On Monday, March 22, Maryland archaeologists found St. Mary’s fort. Maryland archaeologist, Travis Parno, was on vacation, taking a break from his research of the colonial fort at St. Mary’s. The colonial fort was discovered by archaeological geophysicist Tim Horsley by using the estimates of archaeologist Travis Parno. The St. Mary’s colonial site was constructed in Southern Maryland by white settlers in 1634, which makes it one of the earliest colonial sites in Maryland. The search for the colonial site has lasted for 90 years as many archaeologists have been searching for the fort since the 1930’s.
Horsley’s scans showed living spaces, several that may have been for Native Americans. The palisade was about 12 to 16 feet high. The settlement of St. Mary’s fort was later abandoned when the capital of Maryland was moved to Annapolis in the 1690’s. Since then, the site seemed to be untouched or undisturbed. The site was Maryland’s first capital and was home to the first statehouse. Parno stated it was a turning point for Maryland’s colonial history, “It also marked a massive moment of change for the native people in this region.” He goes on to say, “Archaeology in this area shows us people have been here for at least 10,000 years,” reported the Washington Post.
In 1990, experts found three remains in coffins near the same area. Maryland’s colonial governor, Philip Calvert, his first wife, Anne, and his 6-month-old son, were found in the three coffins.
Jesuit priest, Father Andrew White wrote, “Sasquasahannockes … [who] come sometimes upon them, and wasted and spoil them and their country.” This may hint that the site was built on existing Native homes. The Yaocomaco were relatively close to the fort and its people. Parno was a bit surprised that the description of the fort did not match Calvert’s 1634 description.

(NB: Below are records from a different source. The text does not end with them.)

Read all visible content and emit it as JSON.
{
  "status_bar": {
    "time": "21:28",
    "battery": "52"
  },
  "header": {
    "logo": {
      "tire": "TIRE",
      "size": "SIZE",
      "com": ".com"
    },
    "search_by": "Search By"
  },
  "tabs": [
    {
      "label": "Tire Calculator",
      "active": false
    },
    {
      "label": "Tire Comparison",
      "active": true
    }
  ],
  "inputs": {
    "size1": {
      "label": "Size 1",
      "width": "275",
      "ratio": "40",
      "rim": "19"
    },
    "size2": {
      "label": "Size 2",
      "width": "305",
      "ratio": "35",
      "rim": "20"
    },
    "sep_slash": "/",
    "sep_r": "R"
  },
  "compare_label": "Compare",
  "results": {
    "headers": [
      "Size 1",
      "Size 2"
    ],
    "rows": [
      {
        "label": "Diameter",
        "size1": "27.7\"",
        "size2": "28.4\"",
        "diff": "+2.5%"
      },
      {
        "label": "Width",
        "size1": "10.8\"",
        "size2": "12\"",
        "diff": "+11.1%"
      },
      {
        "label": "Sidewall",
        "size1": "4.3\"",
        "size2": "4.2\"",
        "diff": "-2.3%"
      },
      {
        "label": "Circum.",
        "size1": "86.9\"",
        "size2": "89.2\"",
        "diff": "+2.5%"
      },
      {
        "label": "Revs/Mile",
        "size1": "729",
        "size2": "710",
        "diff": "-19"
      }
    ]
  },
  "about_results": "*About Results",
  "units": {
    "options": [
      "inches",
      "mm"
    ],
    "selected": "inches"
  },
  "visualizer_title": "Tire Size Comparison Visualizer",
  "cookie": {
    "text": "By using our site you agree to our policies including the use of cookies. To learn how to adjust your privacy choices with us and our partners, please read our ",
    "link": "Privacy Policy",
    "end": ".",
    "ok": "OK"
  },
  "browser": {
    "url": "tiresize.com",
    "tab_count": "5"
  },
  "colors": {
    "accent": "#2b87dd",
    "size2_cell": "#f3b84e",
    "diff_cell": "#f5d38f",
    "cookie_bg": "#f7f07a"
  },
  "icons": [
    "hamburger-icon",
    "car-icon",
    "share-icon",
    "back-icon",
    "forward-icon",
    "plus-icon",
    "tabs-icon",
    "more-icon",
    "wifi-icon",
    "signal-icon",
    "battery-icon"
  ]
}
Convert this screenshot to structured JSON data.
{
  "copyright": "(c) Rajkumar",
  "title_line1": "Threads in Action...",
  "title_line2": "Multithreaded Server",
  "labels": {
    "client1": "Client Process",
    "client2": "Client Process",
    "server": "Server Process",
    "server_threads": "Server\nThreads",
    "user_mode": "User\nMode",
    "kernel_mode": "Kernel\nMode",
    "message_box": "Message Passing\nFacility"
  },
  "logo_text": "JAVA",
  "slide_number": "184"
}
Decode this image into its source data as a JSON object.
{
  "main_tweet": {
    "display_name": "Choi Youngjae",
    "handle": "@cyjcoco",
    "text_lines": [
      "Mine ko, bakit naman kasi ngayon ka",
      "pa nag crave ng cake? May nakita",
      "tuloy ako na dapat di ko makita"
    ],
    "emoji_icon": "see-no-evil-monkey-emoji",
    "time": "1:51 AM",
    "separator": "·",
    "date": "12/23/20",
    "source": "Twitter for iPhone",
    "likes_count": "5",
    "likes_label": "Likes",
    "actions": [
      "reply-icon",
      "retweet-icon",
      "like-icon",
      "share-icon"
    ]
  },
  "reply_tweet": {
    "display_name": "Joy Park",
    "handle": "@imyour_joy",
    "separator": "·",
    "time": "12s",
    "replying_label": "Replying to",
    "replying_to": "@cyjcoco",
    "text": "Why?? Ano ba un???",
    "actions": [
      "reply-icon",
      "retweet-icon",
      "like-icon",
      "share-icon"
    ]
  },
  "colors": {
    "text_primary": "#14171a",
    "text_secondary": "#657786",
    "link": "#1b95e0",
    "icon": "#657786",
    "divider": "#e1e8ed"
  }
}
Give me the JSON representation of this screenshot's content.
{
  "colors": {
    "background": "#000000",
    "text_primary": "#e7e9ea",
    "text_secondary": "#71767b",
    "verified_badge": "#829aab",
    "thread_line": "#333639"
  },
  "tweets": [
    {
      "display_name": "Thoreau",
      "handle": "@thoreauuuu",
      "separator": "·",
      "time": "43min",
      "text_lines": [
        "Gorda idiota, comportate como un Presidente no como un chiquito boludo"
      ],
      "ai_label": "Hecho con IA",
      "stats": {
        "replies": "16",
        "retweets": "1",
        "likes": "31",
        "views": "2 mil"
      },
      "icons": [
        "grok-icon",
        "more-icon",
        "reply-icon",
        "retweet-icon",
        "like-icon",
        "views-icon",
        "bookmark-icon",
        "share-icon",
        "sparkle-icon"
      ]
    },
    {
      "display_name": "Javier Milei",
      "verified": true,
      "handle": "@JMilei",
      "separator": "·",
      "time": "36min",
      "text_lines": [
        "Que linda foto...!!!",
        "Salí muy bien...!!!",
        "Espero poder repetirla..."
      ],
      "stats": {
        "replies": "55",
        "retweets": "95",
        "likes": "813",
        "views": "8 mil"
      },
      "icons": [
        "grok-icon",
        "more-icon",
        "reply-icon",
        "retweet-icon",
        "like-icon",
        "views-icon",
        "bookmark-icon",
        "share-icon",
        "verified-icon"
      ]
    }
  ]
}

The archaeologists were able to identify and find the outline of the first European settlement in 1634.